The station's music selection was similar to that of the various Jack FM and Bob FM stations around the country. The music selection for the format was very broad, similar to that of WDVD, WNIC, and WMGC-FM, combining a wide variety of songs from the 1960s through the 2000s.

ABC sold its non-Radio Disney and ESPN Radio stations, including WDRQ, to Citadel Broadcasting in 2007. Citadel merged with Cumulus Media on September 16, 2011.[4]

In January 2013, Doug-FM dropped its longtime slogan of "We Play Everything" for "Your All Time Favorites".

Nash FM 93-1[edit]

On December 13, 2013, at 9:31 AM, after playing "Someday" by Sugar Ray, WDRQ abruptly flipped to Country, branded as "Nash FM 93-1."[5] The station launched airing an automated Country Christmas music format, and then began its permanent Country format on January 1 at 9:31 AM, with the first song being "Radio" by Darius Rucker.
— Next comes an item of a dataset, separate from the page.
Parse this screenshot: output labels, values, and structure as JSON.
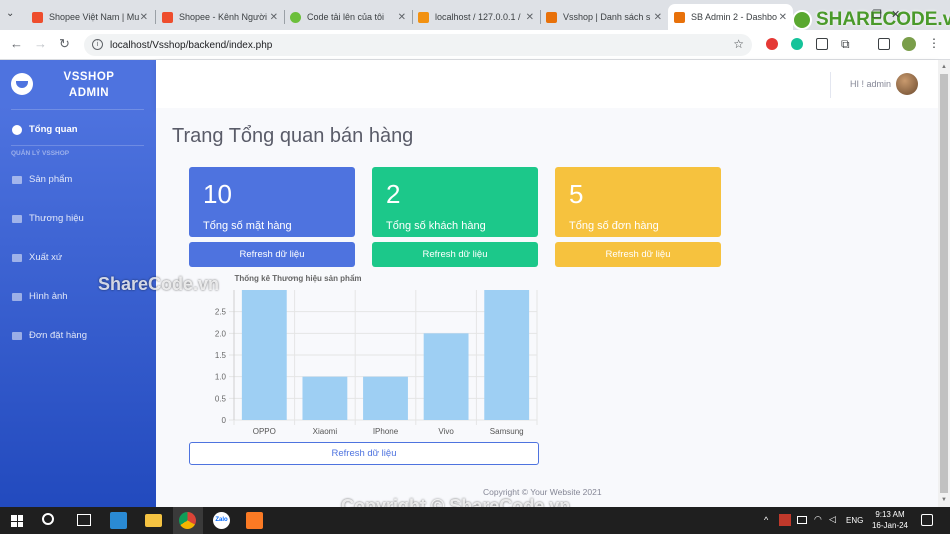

The change to "Nash" came after "Doug FM" earned a #18 ranking (2.5 share) in the November 2013 PPM ratings release for Detroit. "Nash" goes up against CBS Radio-owned WYCD, which has aired the format since 1993.

HD Radio[edit]

When WDRQ-HD2 first went on the air in January 2006, it was originally a simulcast of AM talk station WJR. In 2007, the HD2 channel began broadcasting a Rhythmic/Dance format as "Detroit's Party Station", using old 'DRQ jingles from the 1990s. On January 29, 2009, WDRQ's HD2 channel changed to "Doug's Wedding Reception", a variety hits format with an emphasis on party music (the name coming from the idea that one would listen to this music at a wedding reception).[6]

In July 2011, WDRQ-HD2 once again became "Detroit's Party Station" with a Gold-based Rhythmic AC format featuring Rhythmic Oldies and Classic Dance music from the '70s, '80s and '90s. The station kept the "Doug's Wedding Reception" name until August 2012, when they brought back the "93-1 DRQ" branding and started using old 'DRQ jingles from the late 1990s-early 2000s. At that time the format was modified from Rhythmic AC to "CHR gold," featuring songs played on the original DRQ between 1996 and 2005. In January 2014, the station shifted to a more rhythmic hot AC format, dropping most of the older dance tracks, but still featuring music of the original DRQ from 1996-2005, along with some newer selections as well.

On August 15, 2014, at 3 PM, WDRQ-HD2 dropped its rhythmic format in favor of Nash Icon, a compliment to WDRQ's main Nash FM programming with an emphasis on classic country from the 80's and 90's. The last song on "93-1 DRQ" was "I Believe I Can Fly" by R. Kelly, while the first song on "Nash Icon 93.1-HD2" was "Gone Country" by Alan Jackson. [7][8]

See also[edit]



External links[edit]